It’s easy to see why Apatow agreed to make this movie, the first he’s directed but not written. Schumer’s premise is a strong one, following an unapologetically hedonistic and successful woman through the trials and tribulations of being 30-something in New York. As the lead, Schumer expertly mines the minutiae of a thirty-something’s life for comedy whilst avoiding any moralising about a busy sex life, use of substances and selfish living.

The film is also pleasantly unconventional. As the leads, Schumer and Bill Hader have a refreshingly real-life look, one reinforced by cameo’s from sculpted Hollywood celebs like John Cena and Brie Larson. These are characters who feel rounded and real, albeit very cosmopolitan.

But Trainwreck fails to deliver on what begins as an antithesis to Bridget Jones. Instead, the film falls into the worn-out “girl-needs-a-good-man-to-be-complete” territory.

Perhaps this would have been forgiveable in the 80s or 90s, but in 2015 Trainwreck feels like  a squandered opportunity. 2009’s 500 Days of Summer proved our generation can laugh whilst accepting an anticlimactic ending, because it served the story. Trainwreck, however, isn’t as brave.

The plot meanders, a hallmark of Apatow, but ends predictably. In fact, the ending leaves all of the subplots and character explorations feeling like a bad attempt at slight of hand, a sort of “Look! Good Characters! Please ignore the generic central story!”

The film left me asking: Why is it so hard to make a feminist movie? Why do women who enjoy sex and partying have to be reformed? You could make the argument that at least in Trainwreck this is the choice of the main character, but why does that choice involve chasing the “perfect man”?

The end result isn’t a train-wreck by any means.
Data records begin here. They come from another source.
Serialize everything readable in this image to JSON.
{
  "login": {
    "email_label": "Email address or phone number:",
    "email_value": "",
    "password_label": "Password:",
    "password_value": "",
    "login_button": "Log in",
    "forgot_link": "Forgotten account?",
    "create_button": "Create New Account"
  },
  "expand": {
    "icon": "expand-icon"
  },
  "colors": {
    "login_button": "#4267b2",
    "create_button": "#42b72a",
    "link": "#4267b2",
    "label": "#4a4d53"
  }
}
Instead, it’s like being sat in a train compartment on the Orient Express, only for someone to let off a huge fart.

Image Credit – Trainwreck by Universal Pictures and Apatow Productions